Stack Overflow is a community of 4.7 million programmers, just like you, helping each other.

Join them; it only takes a minute:

Sign up
Join the Stack Overflow community to:
  1. Ask programming questions
  2. Answer and help your peers
  3. Get recognized for your expertise

Suppose I have a table A, creating a view V from that table.

Then I do several queries from V. I wonder if V will be re-constructed each time I query? or it will be constructed only 1 time, and being saved somewhere in memory by DBMS for next queries (which I think similar to query from a table)?

share|improve this question… Check the answers, they give a better explanation of why a view should be used as against actual queries. – roymustang86 Sep 17 '11 at 1:04

In general, no. V is a transient set of rows that is computed when requested by a query. Because you can apply additional WHERE and ORDER BY criteria when querying from a view, the execution plan for two queries against the same view could conceivably be quite different. The database generally cannot reuse the results of a previous query against a view to satisfy the next query against that view.

That said, there is a relatively new technology in some engines called Materialized Views. I have never used them myself, but my understanding is that these views are pre-computed based on updates that are made to the underlying tables. So with Materialize Views you do get improved SELECT performance, but at the expense of decrease INSERT, UPDATE, and DELETE performance.

You should also be aware that multi-column indexes can be used to precompute certain selections and sort orders involving individual tables. If you issue a query against a table that can be satisfied using a compound index (only the columns in the index are required by the query, and the sort order matches the index) then the table itself need never be read, only the index.

share|improve this answer
MySQL does not support materialized views. – Bill Karwin Sep 19 '11 at 7:10

According to Pinal Dave, a view must be refreshed in order to reflect changes made to its referenced table(s). I'm not sure this makes a view of a simple 1-table query any more efficient than querying the table directly (it probably doesn't) but I think it means that views containing complex joins and subqueries may be more efficient than their non-view counterparts.

Pinal Dave has more to say about the other limitations of SQL views (or features, if you like). Maybe you can learn something useful there.

share|improve this answer
Those articles are about Microsoft SQL Server, not MySQL. MySQL views don't need to be refreshed. – Bill Karwin Sep 19 '11 at 7:07
Doh! Missed that. – Jonathan Wilson Sep 19 '11 at 15:17

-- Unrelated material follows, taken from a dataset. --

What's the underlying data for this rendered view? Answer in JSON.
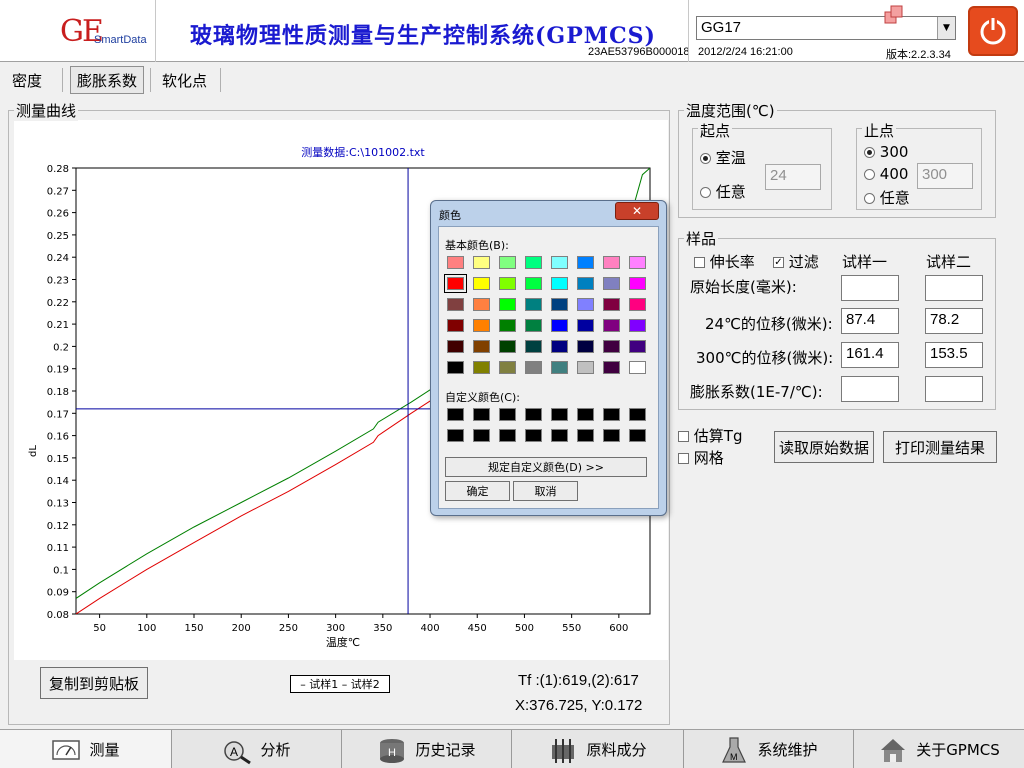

Views in MySQL are not a de facto caching solution.

MySQL runs the query against the base tables every time you query a view on those base tables. The results of the query are not stored for the view.

As a result, there is no need to "refresh" the view as there is when using materialized views in Oracle Microsoft SQL Server. Even the SQL in a MySQL view definition is re-evaluated every time you query the view.

If you need something like materialized views in MySQL, one tool that might help is FlexViews. This stores the results of a query in an ordinary base table, and then monitors changes recorded in MySQL's binary log, applying relevant changes to the base table. This tool can be quite useful, but it has some caveats:

  • FlexViews is written in PHP, and as such it has some performance limitations. Depending on your write traffic load, FlexViews may not be able to keep up.
  • It doesn't support every possible type of SELECT query.
  • FlexViews-managed materialized view tables are not updateable. That is, you can UPDATE this view table, but the change will not apply to the base tables.
share|improve this answer

Mysql Views do not support Indexes. (as like in Oracle, where you can create index in Oracle Views) But mysql views can use the indexes in underlying table when created with Merge Algorithm.

If you have to use views, then adjust your JOIN BUFFER.

Using, Something like this

set global join_buffer_size=314572800;

Do profile the differences before and after changing the buffer size. I have seen after increasing join buffers, the view query executes in same time (in ms) as the table of the same size will do.

share|improve this answer
-1, MySQL views will use an index if the view uses the MERGE algorithm and the column is not derived. – Richard Simões Sep 17 '11 at 1:21
I know that. MySQL views can 'use' an index of underlying table when the views use MERGE algorithm. It is not possible to create an index on a view. – RanjitKumar Sep 17 '11 at 1:32
You seriously do not know what you're talking about. Views are just as efficient as normal queries, sometimes more efficient (depending on how you use them) – Bohemian Sep 17 '11 at 2:42
@RanjitKumar, the join buffer is allocated per thread in MySQL, and it can even be allocated for each join that can't use an index (so multiple buffers per query). It's not a good idea to increase the join buffer to 300MB. You could make MySQL go into swap memory, or else simply crash it. – Bill Karwin Sep 19 '11 at 7:05

Your Answer


By posting your answer, you agree to the privacy policy and terms of service.

Not the answer you're looking for? Browse other questions tagged or ask your own question.